But even though management said the company was expected to grow revenue by 75% in the about-to-be-reported first quarter, analysts were concerned. That's because the growth was coming primarily from the Qunar acquisition, not from organic growth of Ctrip's core businesses. It didn't help when management refused to break out what the expected organic growth was -- citing the fact that Ctrip and Qunar share much of the same inventory.
With that as the backdrop, here are three things that I -- as a shareholder -- will be watching when the company reports. Note that although an exact date has yet to be given for the release, last year's first quarter report came out mid-May.
Did the company meet revenue expectations?
Normally, as a long-term investor, I wouldn't worry too much about companies meeting such short-term figures. But because of the acquisition of Qunar, I think it'll be important for investors to gauge how the pieces of this now-larger company are fitting together.

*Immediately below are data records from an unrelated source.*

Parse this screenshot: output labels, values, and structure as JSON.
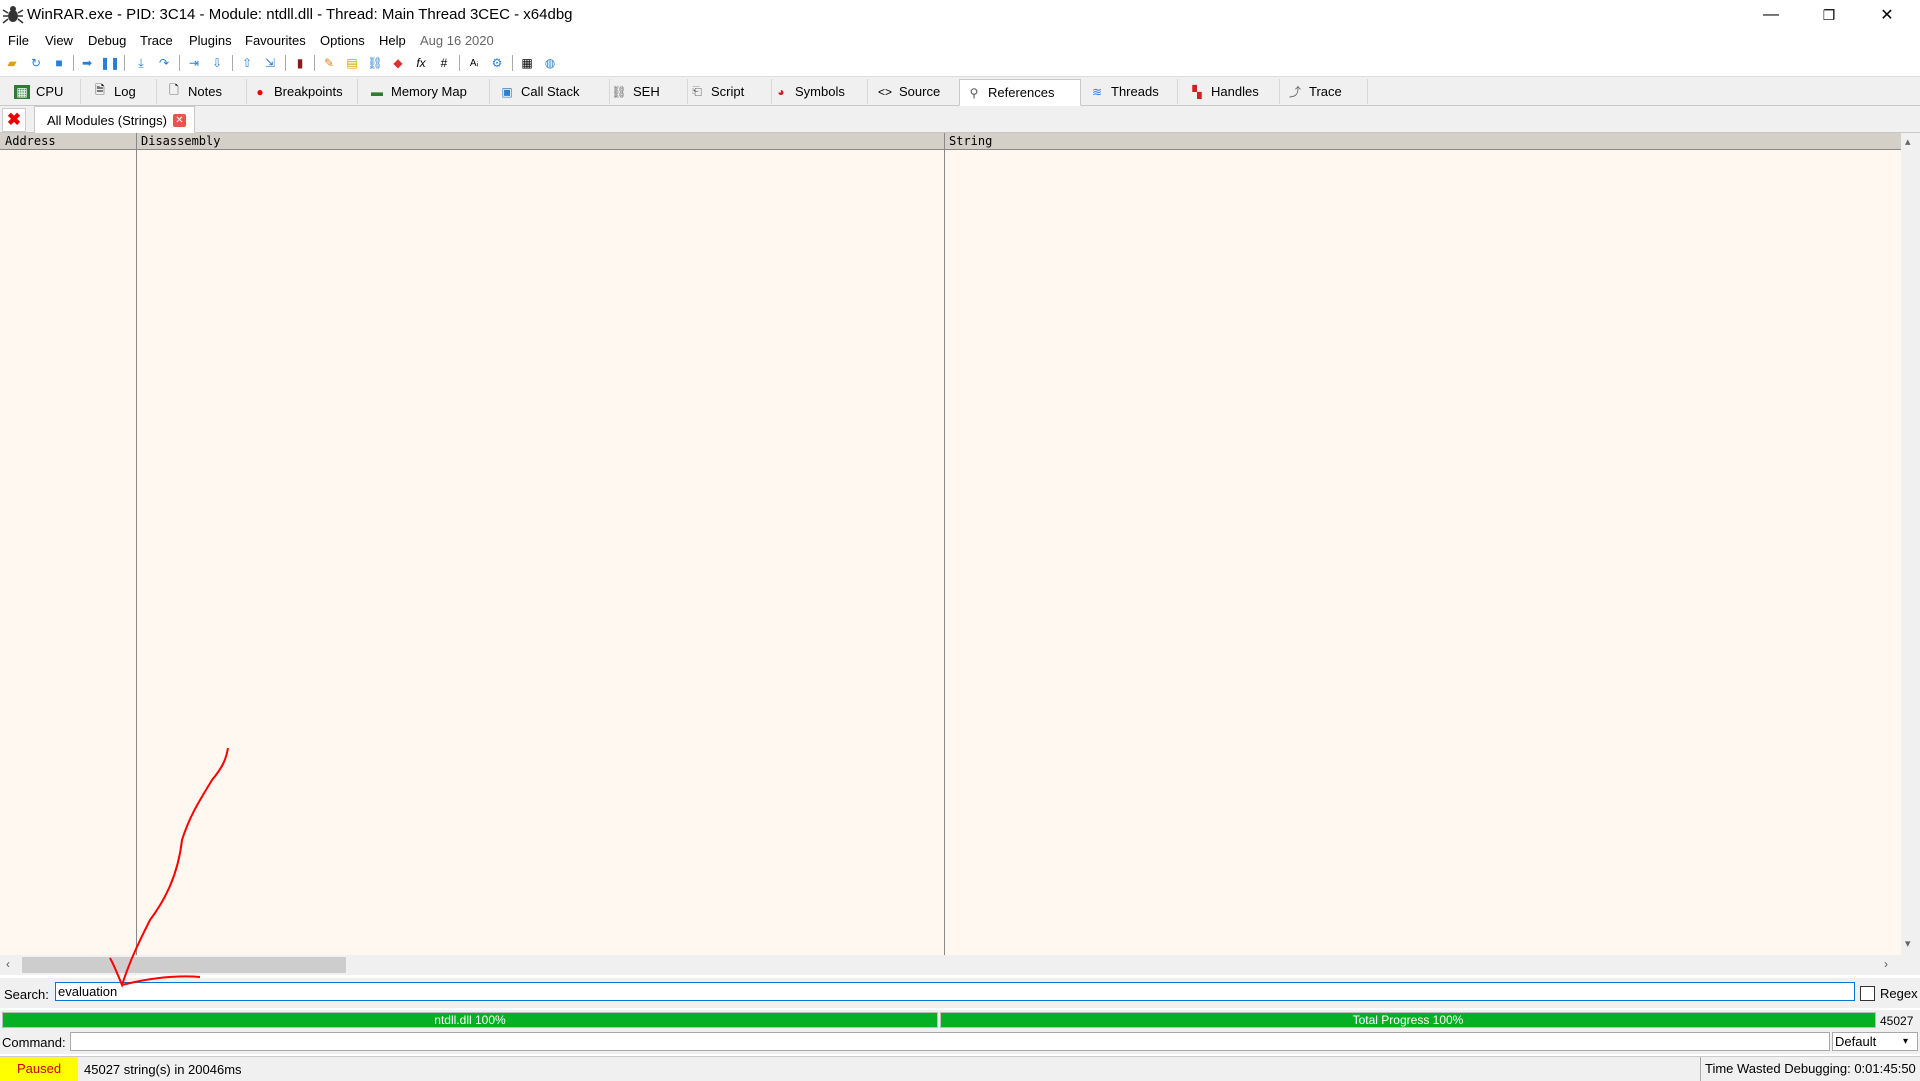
{
  "window": {
    "title": "WinRAR.exe - PID: 3C14 - Module: ntdll.dll - Thread: Main Thread 3CEC - x64dbg",
    "minimize": "—",
    "restore": "❐",
    "close": "✕"
  },
  "menu": {
    "items": [
      "File",
      "View",
      "Debug",
      "Trace",
      "Plugins",
      "Favourites",
      "Options",
      "Help"
    ],
    "build_date": "Aug 16 2020"
  },
  "tabs": [
    {
      "label": "CPU",
      "icon": "cpu-icon"
    },
    {
      "label": "Log",
      "icon": "log-icon"
    },
    {
      "label": "Notes",
      "icon": "notes-icon"
    },
    {
      "label": "Breakpoints",
      "icon": "breakpoint-icon"
    },
    {
      "label": "Memory Map",
      "icon": "memory-map-icon"
    },
    {
      "label": "Call Stack",
      "icon": "call-stack-icon"
    },
    {
      "label": "SEH",
      "icon": "seh-icon"
    },
    {
      "label": "Script",
      "icon": "script-icon"
    },
    {
      "label": "Symbols",
      "icon": "symbols-icon"
    },
    {
      "label": "Source",
      "icon": "source-icon"
    },
    {
      "label": "References",
      "icon": "references-icon"
    },
    {
      "label": "Threads",
      "icon": "threads-icon"
    },
    {
      "label": "Handles",
      "icon": "handles-icon"
    },
    {
      "label": "Trace",
      "icon": "trace-icon"
    }
  ],
  "active_tab": "References",
  "subtab": {
    "label": "All Modules (Strings)"
  },
  "table": {
    "columns": [
      "Address",
      "Disassembly",
      "String"
    ],
    "rows": []
  },
  "search": {
    "label": "Search:",
    "value": "evaluation",
    "regex_label": "Regex",
    "regex_checked": false
  },
  "progress": {
    "module_label": "ntdll.dll 100%",
    "module_percent": 100,
    "total_label": "Total Progress 100%",
    "total_percent": 100,
    "count": "45027"
  },
  "command": {
    "label": "Command:",
    "value": "",
    "mode": "Default"
  },
  "status": {
    "state": "Paused",
    "message": "45027 string(s) in 20046ms",
    "time_wasted": "Time Wasted Debugging: 0:01:45:50"
  },
  "colors": {
    "accent": "#0078d7",
    "progress": "#06b025",
    "paused_bg": "#ffff00",
    "annotation": "#ff0000"
  }
}
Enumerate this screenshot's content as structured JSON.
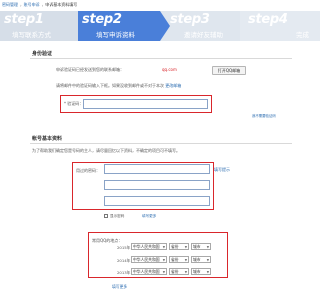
{
  "breadcrumb": {
    "items": [
      "密码管理",
      "账号申诉",
      "申诉基本资料填写"
    ],
    "separator": "›"
  },
  "steps": [
    {
      "label": "step1",
      "sub": "填写联系方式"
    },
    {
      "label": "step2",
      "sub": "填写申诉资料"
    },
    {
      "label": "step3",
      "sub": "邀请好友辅助"
    },
    {
      "label": "step4",
      "sub": "完成"
    }
  ],
  "verify": {
    "title": "身份验证",
    "email_notice_prefix": "申诉验证码已经发送到您的联系邮箱：",
    "email_masked": "qq.com",
    "open_mail_button": "打开QQ邮箱",
    "instruction": "请将邮件中的验证码输入下框。如果没收到邮件或不对于本次 ",
    "instruction_link": "更改邮箱",
    "code_label": "* 验证码：",
    "code_value": "",
    "side_note": "我不需要验证码"
  },
  "account": {
    "title": "帐号基本资料",
    "intro": "为了帮助我们确定您是号码的主人，请尽量回忆以下资料，不确定的项目可不填写。",
    "password_label": "用过的密码：",
    "password_hint": "填写提示",
    "passwords": [
      "",
      "",
      ""
    ],
    "show_password_label": "显示密码",
    "show_password_link": "填写更多",
    "locations_label": "常用QQ的地点：",
    "locations": [
      {
        "year": "2015年",
        "country": "中华人民共和国",
        "province": "省份",
        "city": "城市"
      },
      {
        "year": "2014年",
        "country": "中华人民共和国",
        "province": "省份",
        "city": "城市"
      },
      {
        "year": "2013年",
        "country": "中华人民共和国",
        "province": "省份",
        "city": "城市"
      }
    ],
    "more_link": "填写更多"
  },
  "colors": {
    "step_active": "#4a7fd9",
    "highlight": "#d9272c",
    "link": "#2b6cb0"
  }
}
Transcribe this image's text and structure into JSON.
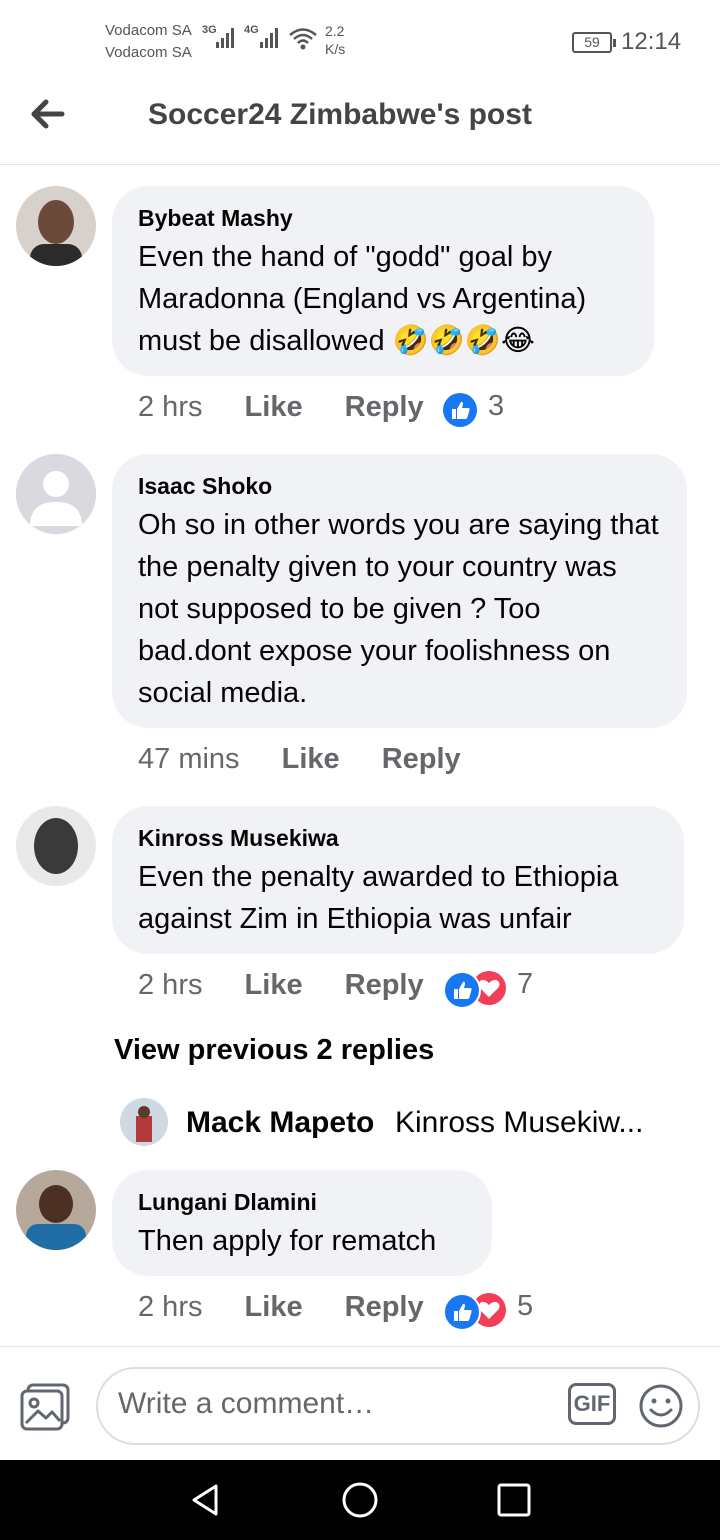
{
  "status": {
    "carrier1": "Vodacom SA",
    "carrier2": "Vodacom SA",
    "net1": "3G",
    "net2": "4G",
    "speed_value": "2.2",
    "speed_unit": "K/s",
    "battery": "59",
    "time": "12:14"
  },
  "header": {
    "title": "Soccer24 Zimbabwe's post",
    "back_icon": "arrow-left-icon"
  },
  "comments": [
    {
      "name": "Bybeat Mashy",
      "text": "Even the hand of \"godd\" goal by Maradonna (England vs Argentina) must be disallowed 🤣🤣🤣😂",
      "time": "2 hrs",
      "like": "Like",
      "reply": "Reply",
      "reactions": "3"
    },
    {
      "name": "Isaac Shoko",
      "text": "Oh so in other words you are saying that the penalty given to your country was not supposed to be given ? Too bad.dont expose your foolishness on social media.",
      "time": "47 mins",
      "like": "Like",
      "reply": "Reply",
      "reactions": ""
    },
    {
      "name": "Kinross Musekiwa",
      "text": "Even the penalty awarded to Ethiopia against Zim in Ethiopia was unfair",
      "time": "2 hrs",
      "like": "Like",
      "reply": "Reply",
      "reactions": "7"
    },
    {
      "name": "Lungani Dlamini",
      "text": "Then apply for rematch",
      "time": "2 hrs",
      "like": "Like",
      "reply": "Reply",
      "reactions": "5"
    }
  ],
  "view_previous": "View previous 2 replies",
  "latest_reply": {
    "name": "Mack Mapeto",
    "snippet": "Kinross Musekiw..."
  },
  "composer": {
    "placeholder": "Write a comment…",
    "gif_label": "GIF"
  },
  "colors": {
    "like_blue": "#1877f2",
    "love_red": "#f33e58",
    "bubble": "#f0f2f5",
    "meta": "#65676b"
  }
}
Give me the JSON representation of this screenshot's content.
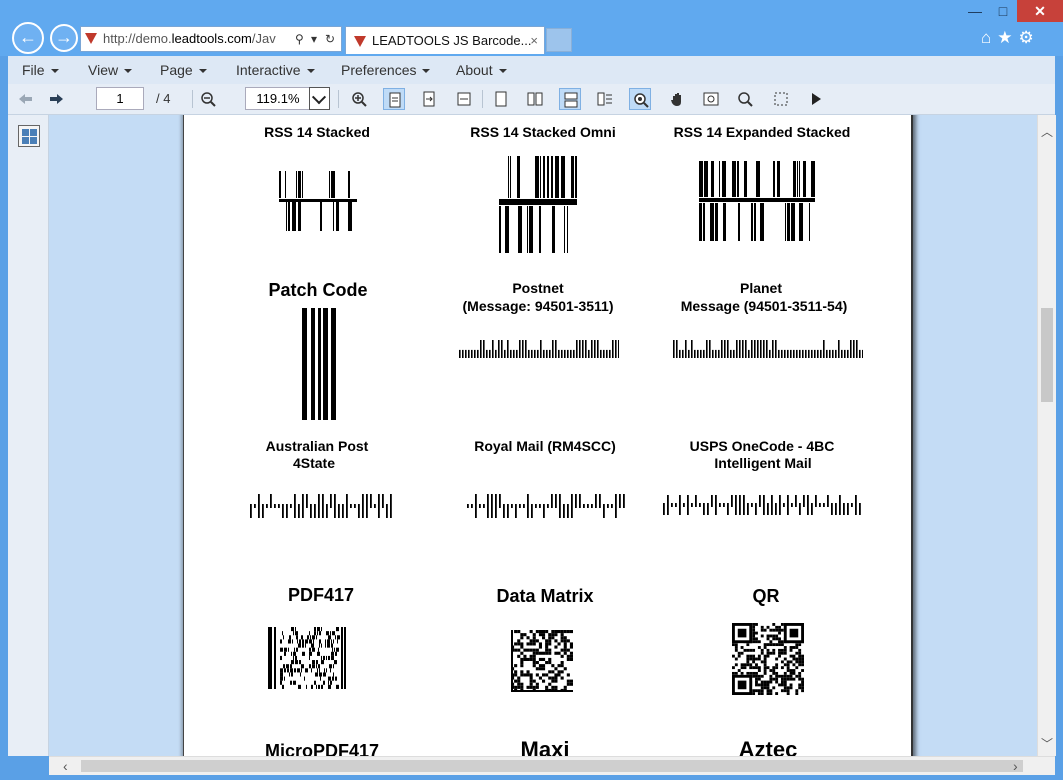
{
  "browser": {
    "url_prefix": "http://demo.",
    "url_domain": "leadtools.com",
    "url_rest": "/Jav",
    "tab_title": "LEADTOOLS JS Barcode...",
    "tab_close": "×",
    "back_glyph": "←",
    "forward_glyph": "→",
    "minimize": "—",
    "maximize": "□",
    "close": "✕",
    "home": "⌂",
    "favorites": "★",
    "settings": "⚙",
    "search_glyph": "⚲",
    "dropdown_glyph": "▾",
    "refresh_glyph": "↻"
  },
  "menu": {
    "items": [
      {
        "label": "File"
      },
      {
        "label": "View"
      },
      {
        "label": "Page"
      },
      {
        "label": "Interactive"
      },
      {
        "label": "Preferences"
      },
      {
        "label": "About"
      }
    ]
  },
  "toolbar": {
    "page_value": "1",
    "page_count": "/ 4",
    "zoom_value": "119.1%"
  },
  "document": {
    "labels": [
      {
        "text": "RSS 14 Stacked"
      },
      {
        "text": "RSS 14 Stacked Omni"
      },
      {
        "text": "RSS 14 Expanded Stacked"
      },
      {
        "text": "Patch Code"
      },
      {
        "text": "Postnet"
      },
      {
        "text": "(Message: 94501-3511)"
      },
      {
        "text": "Planet"
      },
      {
        "text": "Message (94501-3511-54)"
      },
      {
        "text": "Australian Post"
      },
      {
        "text": "4State"
      },
      {
        "text": "Royal Mail (RM4SCC)"
      },
      {
        "text": "USPS OneCode - 4BC"
      },
      {
        "text": "Intelligent Mail"
      },
      {
        "text": "PDF417"
      },
      {
        "text": "Data Matrix"
      },
      {
        "text": "QR"
      },
      {
        "text": "MicroPDF417"
      },
      {
        "text": "Maxi"
      },
      {
        "text": "Aztec"
      }
    ]
  },
  "colors": {
    "window_frame": "#5aa0e6",
    "viewer_bg": "#c4dcf5",
    "active_tool": "#bfdbf7",
    "close_button": "#c7413a"
  }
}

Officially, the company expects to bring in between $610 million to $630 million in revenue. Usually, I focus on the growth in total bookings volume for both accommodations (mostly hotels) and transportation (airline, train, and bus), but those numbers are likely to be skewed higher in this larger enterprise.
Improvement in gross margins
One of the key benefits of consolidation among Chinese OTAs is that price wars are coming to an end. Ctrip had to endure a difficult three years prior to 2015 that saw gross margins plunge as competitors attempted to steal business away -- at a loss -- by offering up cheaper hotel and airline tickets.
Here's a look at how gross margins have fared since they topped out in 2010.
After falling for four consecutive years, gross margins showed signs of expansion in 2015. With CEO and founder James Liang indicating that some "rationality" was once again being practiced in terms of pricing in the Chinese OTA market, I hope to see continued improvement in gross margins during the quarter.
Relations with airlines
One of the not-so-great things about acquisitions is that you acquire all of a company's baggage along with its business. Qunar's biggest piece of baggage is a terrible relationship with some of the biggest airlines in Asia, including Air China, Hawaiian Airlines' Hong Kong Airlines, and China Eastern Airlines. Because of various disputes, all three of these companies refuse to list on Qunar's portal.
At the time of the acquisition, all three had good relationships with Ctrip and continued to list on Ctrip's site. But there's always concern that with Ctrip and Qunar being so closely tied together, the airlines could revolt.
In late April, China Eastern and Ctrip went public with a "strategic collaboration" that should ease some fears. However, it will be important for investors to monitor relations with Air China and Hong Kong Airlines to make sure they remain healthy.
Surely, this should make for an interesting report and conference call as investors try to understand what this newer, larger, and more dominant Chinese OTA is really capable of.